A few days after the Perry theft, Arnold was involved in the theft of four horses in Sullivan County, Ind., and accompanied his conspirators to St. Louis. Over his objection, the horses were sold to shippers and all trace of them was lost. On Sept. 7, 1881, Arnold stole a valuable gray mare in Jacksonville from Samuel Seymour and sold it in Casey, Ill., to Perry, the young farmer. The horse was recovered by Vandever and Cain. “Smart Aleck” confessed to stealing two horses and a wagon in Manhattan, Ill., on Sept. 8 and selling them in Aurora, Ill., to a livery stable.

Later in September, Arnold stole horses in Humboldt, Decatur, Jerseyville, Pana and Russellville, Ill. The theft in Jerseyville occurred while owner John R. Beatty was watching a circus. Beatty’s horse and buggy were hitched to a rack on the public square.

En route to Homer, Ill., with horse and buggy, Arnold confiscated a harness, too. While being pursued by the owner and a constable, he stopped for dinner at a farm.

When asked where he acquired the harness, he told them how he had overtaken a man who asked for a ride. He obliged but the man left his harness in his wagon.

Fearful that his story was not convincing, Arnold excused himself and disappeared, leaving his bounty with the constable. That night he stole a mare from H.D. Oliver in Russellville, Ill. , nd sold it in Knightsville, Ill. The next day he stole a roan mare from a man named Bernard in Pana, Ill. and sold it to a farmer in Waveland, Ind.

In the last months of 1881, Arnold stole a bay mare from ”H. Rothert” in Jasper, Ind., which was recovered in Oakland, Ill. The recovery resulted in praise from the owner and the Dubois County Sheriff. He also stole a mare from James C. Hicklin, 1135 N. Eighth St., Terre Haute. A young man named Owens, who slept in the stable, had been indicted,but after Aleck admitted his larceny, Owens was released.

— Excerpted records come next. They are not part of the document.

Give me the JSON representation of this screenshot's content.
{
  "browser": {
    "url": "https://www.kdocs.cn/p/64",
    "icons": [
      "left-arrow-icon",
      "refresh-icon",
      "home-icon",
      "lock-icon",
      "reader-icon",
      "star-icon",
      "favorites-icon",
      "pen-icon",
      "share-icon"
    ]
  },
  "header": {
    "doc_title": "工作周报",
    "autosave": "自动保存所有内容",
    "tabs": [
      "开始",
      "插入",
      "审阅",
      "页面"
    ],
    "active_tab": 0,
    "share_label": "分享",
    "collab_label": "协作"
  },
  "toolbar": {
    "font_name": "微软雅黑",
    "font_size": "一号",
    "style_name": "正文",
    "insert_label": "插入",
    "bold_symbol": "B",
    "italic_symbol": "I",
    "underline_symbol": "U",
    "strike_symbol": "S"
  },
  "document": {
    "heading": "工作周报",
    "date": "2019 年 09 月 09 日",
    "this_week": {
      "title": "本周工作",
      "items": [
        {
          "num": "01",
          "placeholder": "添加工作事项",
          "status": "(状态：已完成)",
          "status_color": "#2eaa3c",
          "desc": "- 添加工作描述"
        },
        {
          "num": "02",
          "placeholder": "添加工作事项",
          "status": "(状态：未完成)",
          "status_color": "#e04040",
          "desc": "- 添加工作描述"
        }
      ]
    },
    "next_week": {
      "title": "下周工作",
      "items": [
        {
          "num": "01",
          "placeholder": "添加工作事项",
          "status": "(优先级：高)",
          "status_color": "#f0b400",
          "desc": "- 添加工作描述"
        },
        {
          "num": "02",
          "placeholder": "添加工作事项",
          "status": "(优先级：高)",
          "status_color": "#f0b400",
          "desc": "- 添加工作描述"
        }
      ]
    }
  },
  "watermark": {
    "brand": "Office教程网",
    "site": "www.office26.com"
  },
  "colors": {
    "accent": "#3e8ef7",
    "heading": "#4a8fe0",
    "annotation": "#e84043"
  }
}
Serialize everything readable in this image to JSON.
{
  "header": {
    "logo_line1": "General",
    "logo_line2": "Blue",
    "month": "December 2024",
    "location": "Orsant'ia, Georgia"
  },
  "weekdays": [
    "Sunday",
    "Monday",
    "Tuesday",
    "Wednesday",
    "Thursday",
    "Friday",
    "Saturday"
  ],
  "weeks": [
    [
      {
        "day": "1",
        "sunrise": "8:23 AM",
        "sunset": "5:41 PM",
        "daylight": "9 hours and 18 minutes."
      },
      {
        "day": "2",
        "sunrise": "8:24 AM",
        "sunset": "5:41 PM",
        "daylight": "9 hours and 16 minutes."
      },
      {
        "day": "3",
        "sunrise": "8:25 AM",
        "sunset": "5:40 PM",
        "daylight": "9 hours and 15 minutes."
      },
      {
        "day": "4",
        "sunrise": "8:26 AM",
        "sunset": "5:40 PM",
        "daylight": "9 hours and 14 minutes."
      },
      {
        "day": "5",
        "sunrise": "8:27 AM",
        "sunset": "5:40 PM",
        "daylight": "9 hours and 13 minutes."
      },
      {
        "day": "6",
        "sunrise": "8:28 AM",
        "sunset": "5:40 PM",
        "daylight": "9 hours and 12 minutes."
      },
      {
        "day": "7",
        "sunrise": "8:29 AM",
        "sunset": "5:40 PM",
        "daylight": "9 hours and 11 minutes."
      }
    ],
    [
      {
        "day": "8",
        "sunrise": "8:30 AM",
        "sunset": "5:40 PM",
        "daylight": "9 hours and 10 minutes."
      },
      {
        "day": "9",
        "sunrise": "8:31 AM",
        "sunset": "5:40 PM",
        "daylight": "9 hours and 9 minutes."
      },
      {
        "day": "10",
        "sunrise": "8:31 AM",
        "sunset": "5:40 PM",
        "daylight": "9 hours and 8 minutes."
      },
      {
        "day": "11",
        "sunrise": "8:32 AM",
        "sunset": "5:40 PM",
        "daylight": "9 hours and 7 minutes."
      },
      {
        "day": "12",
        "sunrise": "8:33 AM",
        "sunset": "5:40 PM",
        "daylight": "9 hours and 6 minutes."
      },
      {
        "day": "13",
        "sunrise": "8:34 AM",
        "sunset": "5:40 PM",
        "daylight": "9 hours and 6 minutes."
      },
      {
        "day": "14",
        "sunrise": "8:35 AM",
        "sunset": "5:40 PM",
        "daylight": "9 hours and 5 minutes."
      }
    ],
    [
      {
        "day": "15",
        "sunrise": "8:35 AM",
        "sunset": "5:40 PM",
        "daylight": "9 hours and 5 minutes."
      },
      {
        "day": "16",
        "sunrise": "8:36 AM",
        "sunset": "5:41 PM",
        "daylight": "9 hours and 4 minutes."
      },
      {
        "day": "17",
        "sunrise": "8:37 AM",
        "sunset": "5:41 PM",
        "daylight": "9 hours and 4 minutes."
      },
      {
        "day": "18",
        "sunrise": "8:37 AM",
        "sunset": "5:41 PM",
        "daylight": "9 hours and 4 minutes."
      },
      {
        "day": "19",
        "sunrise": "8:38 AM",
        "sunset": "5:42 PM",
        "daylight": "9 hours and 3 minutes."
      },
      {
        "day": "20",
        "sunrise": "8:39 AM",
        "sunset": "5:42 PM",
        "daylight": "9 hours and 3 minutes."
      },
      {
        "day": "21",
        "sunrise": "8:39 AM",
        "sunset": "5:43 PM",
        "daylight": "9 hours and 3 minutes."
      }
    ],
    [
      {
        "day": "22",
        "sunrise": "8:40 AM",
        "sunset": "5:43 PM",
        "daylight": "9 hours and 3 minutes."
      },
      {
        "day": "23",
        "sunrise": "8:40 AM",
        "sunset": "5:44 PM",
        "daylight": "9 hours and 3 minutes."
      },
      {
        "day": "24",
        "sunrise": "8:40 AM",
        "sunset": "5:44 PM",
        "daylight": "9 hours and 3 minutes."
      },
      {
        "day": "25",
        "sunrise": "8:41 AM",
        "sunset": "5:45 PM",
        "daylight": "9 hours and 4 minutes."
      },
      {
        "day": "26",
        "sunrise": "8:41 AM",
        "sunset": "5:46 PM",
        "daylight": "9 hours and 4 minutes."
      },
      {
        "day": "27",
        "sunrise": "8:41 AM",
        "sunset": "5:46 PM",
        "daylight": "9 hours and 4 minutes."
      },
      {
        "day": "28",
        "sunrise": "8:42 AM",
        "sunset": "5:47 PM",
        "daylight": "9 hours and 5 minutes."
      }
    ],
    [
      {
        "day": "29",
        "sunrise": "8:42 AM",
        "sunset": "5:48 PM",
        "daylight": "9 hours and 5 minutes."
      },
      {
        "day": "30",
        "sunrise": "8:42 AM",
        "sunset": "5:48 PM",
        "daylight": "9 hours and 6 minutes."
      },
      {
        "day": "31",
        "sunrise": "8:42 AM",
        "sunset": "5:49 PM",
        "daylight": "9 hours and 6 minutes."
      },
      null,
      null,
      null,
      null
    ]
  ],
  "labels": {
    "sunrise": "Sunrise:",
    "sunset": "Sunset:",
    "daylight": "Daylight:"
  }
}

In late November 1881, Arnold stole a mare from John Heeney, who lived two miles south of Terre Haute, and sold it in Ladoga. On Dec. 15, he stole a black horse owned by Dr. Morgan of Brazil, Ind., and traded it for a horse in Atwood, Ill.

On Dec. 31, Arnold stole a horse from Barney Dougherty, a resident of Terre Haute’s east side. The horse was recovered in Dewitt County, Ill. Unlike many horse thieves, Arnold preferred to operate alone. After regaling a Terre Haute Express reporter with romantic tales of his exploits, the master thief was chained to cattle rustler Peter McLoughlin and bade farewell to a crowd as he departed by rail to serve a two-year sentence at the Jeffersonville Penitentiary for the crime against Dougherty.

When Arnold was behind bars, it was discovered that he had been convicted and sentenced to 18 years in prison after confessing to more than 300 horse thefts several years earlier. Illinois Gov. Shelby Moore Cullom pardoned him after he pleaded insanity while serving the long sentence.

Arnold was brought to Decatur, Ill., in December 1883 to serve a six-year sentence for the Russell and Beall thefts.